▶ WHAT TO PRODUCE
Return the data that follows exactly as it appears. Pictures do not belong in the copy.

==*==

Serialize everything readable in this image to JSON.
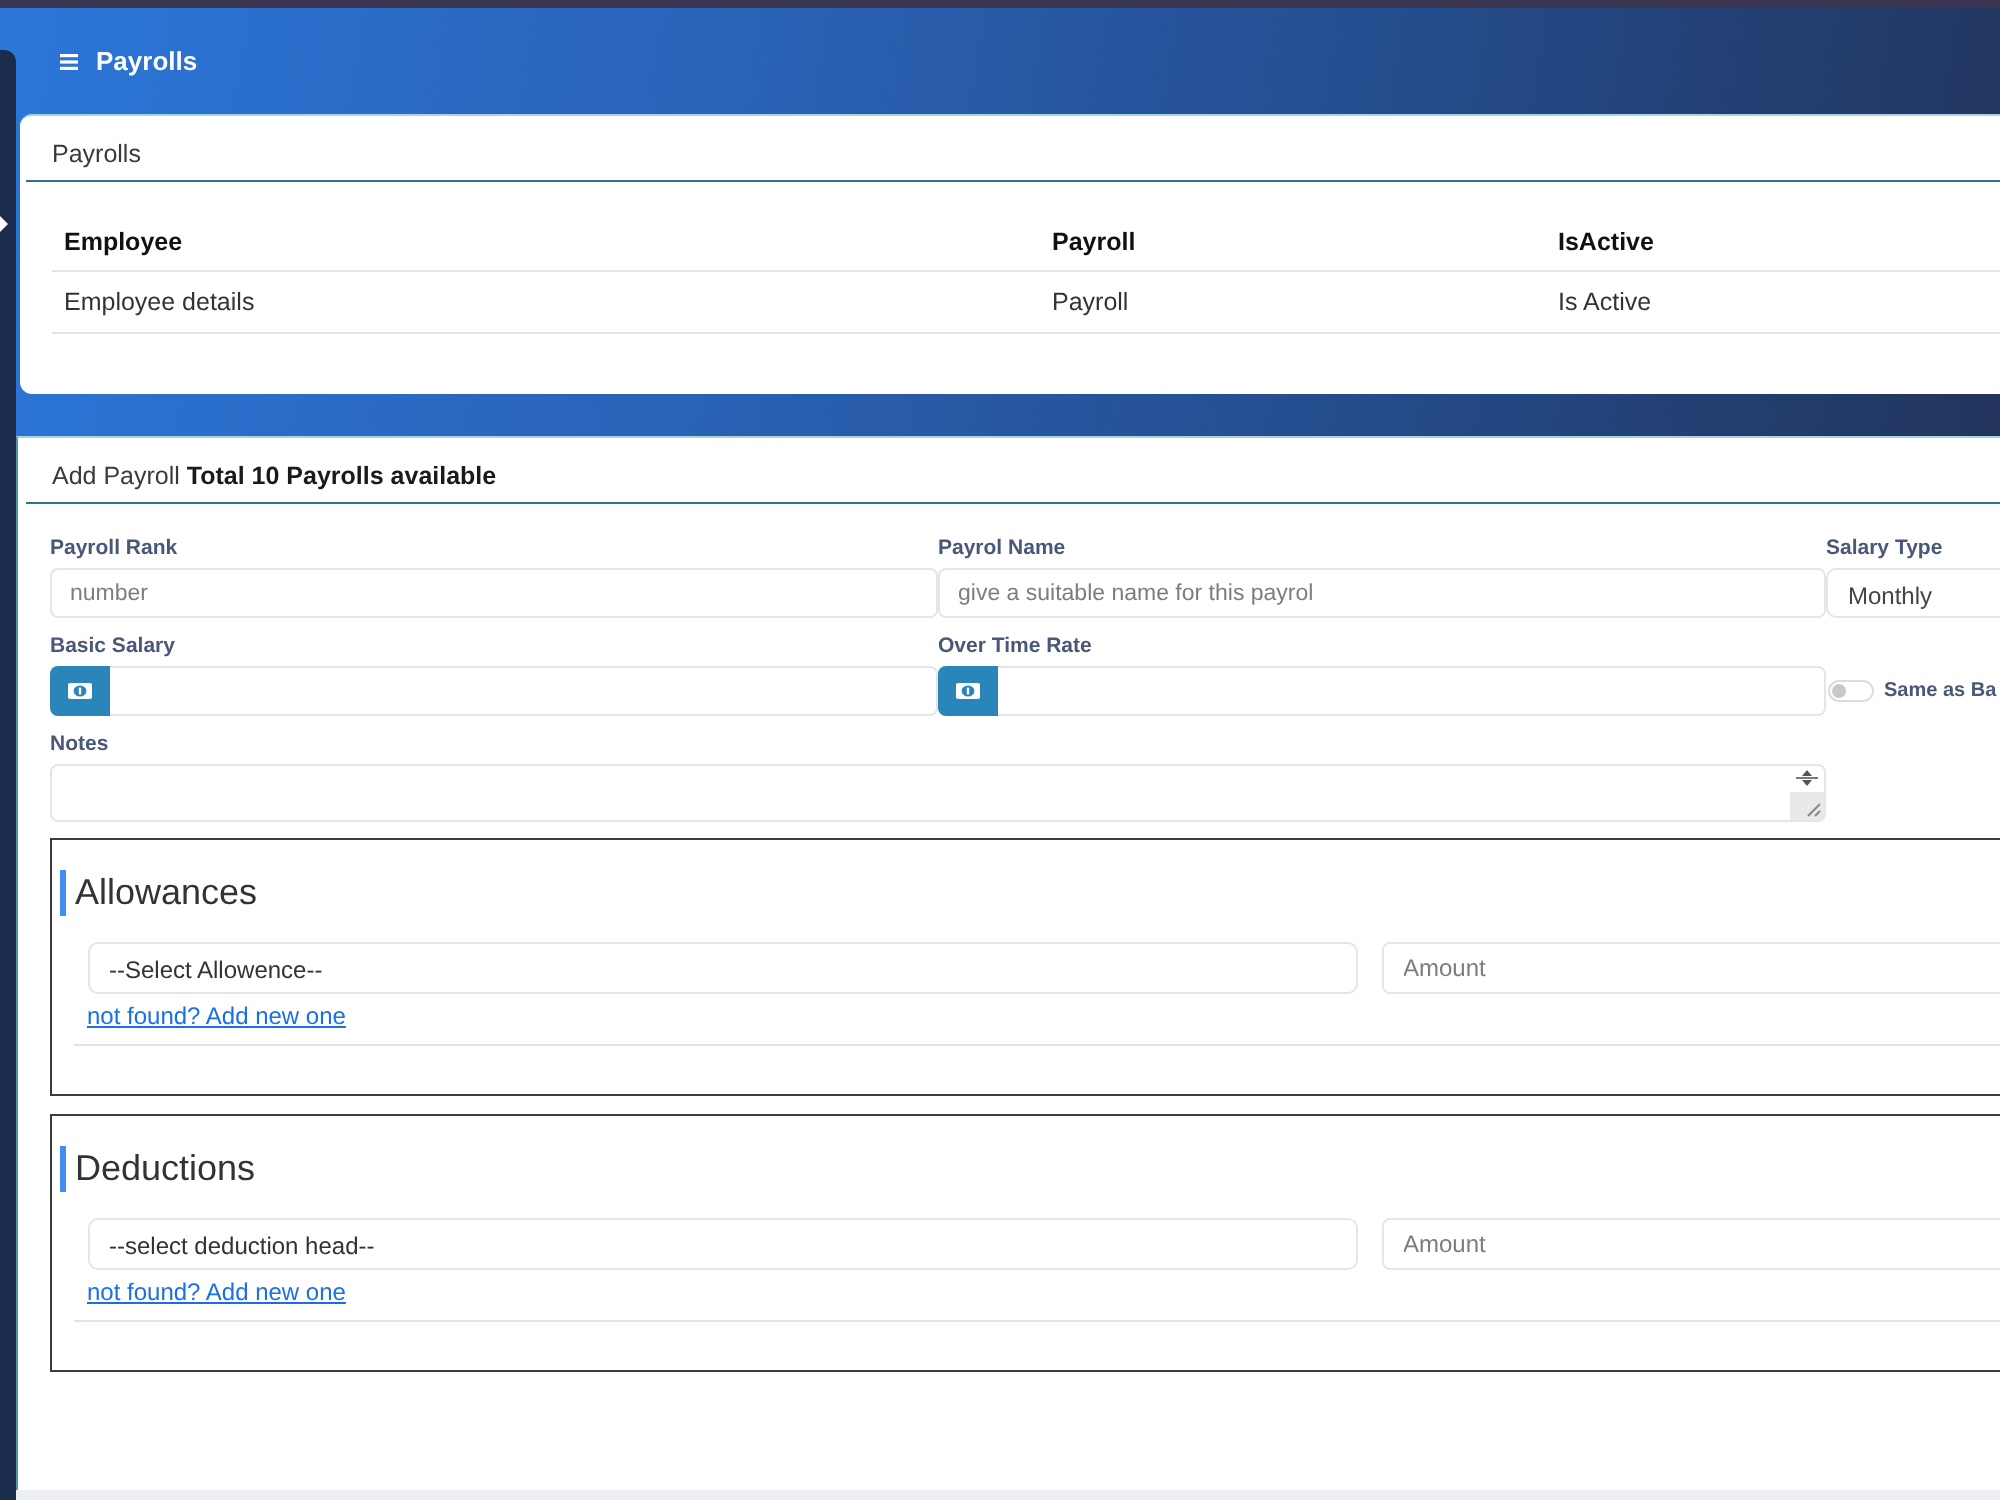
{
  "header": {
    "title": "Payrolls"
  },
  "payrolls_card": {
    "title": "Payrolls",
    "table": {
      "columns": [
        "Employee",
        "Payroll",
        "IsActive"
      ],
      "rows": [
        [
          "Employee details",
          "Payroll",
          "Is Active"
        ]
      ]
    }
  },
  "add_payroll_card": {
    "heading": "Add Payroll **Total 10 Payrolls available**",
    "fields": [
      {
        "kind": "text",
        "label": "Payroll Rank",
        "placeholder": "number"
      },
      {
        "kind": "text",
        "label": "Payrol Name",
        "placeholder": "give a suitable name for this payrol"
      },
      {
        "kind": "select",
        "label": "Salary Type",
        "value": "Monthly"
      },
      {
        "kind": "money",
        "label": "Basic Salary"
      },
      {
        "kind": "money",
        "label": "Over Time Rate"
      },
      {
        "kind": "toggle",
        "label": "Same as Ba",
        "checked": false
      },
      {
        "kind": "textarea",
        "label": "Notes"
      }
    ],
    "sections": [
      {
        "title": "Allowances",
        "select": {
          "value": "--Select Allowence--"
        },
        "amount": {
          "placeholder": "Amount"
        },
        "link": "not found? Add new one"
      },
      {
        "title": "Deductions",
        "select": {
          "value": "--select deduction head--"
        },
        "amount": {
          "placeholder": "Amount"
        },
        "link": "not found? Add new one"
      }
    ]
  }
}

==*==

▶ TASK SOLUTION
Serialize everything readable in this image to JSON.
{
  "header": {
    "title": "Payrolls"
  },
  "payrolls_card": {
    "title": "Payrolls",
    "table": {
      "columns": [
        "Employee",
        "Payroll",
        "IsActive"
      ],
      "rows": [
        [
          "Employee details",
          "Payroll",
          "Is Active"
        ]
      ]
    }
  },
  "add_payroll_card": {
    "heading": "Add Payroll **Total 10 Payrolls available**",
    "fields": [
      {
        "kind": "text",
        "label": "Payroll Rank",
        "placeholder": "number"
      },
      {
        "kind": "text",
        "label": "Payrol Name",
        "placeholder": "give a suitable name for this payrol"
      },
      {
        "kind": "select",
        "label": "Salary Type",
        "value": "Monthly"
      },
      {
        "kind": "money",
        "label": "Basic Salary"
      },
      {
        "kind": "money",
        "label": "Over Time Rate"
      },
      {
        "kind": "toggle",
        "label": "Same as Ba",
        "checked": false
      },
      {
        "kind": "textarea",
        "label": "Notes"
      }
    ],
    "sections": [
      {
        "title": "Allowances",
        "select": {
          "value": "--Select Allowence--"
        },
        "amount": {
          "placeholder": "Amount"
        },
        "link": "not found? Add new one"
      },
      {
        "title": "Deductions",
        "select": {
          "value": "--select deduction head--"
        },
        "amount": {
          "placeholder": "Amount"
        },
        "link": "not found? Add new one"
      }
    ]
  }
}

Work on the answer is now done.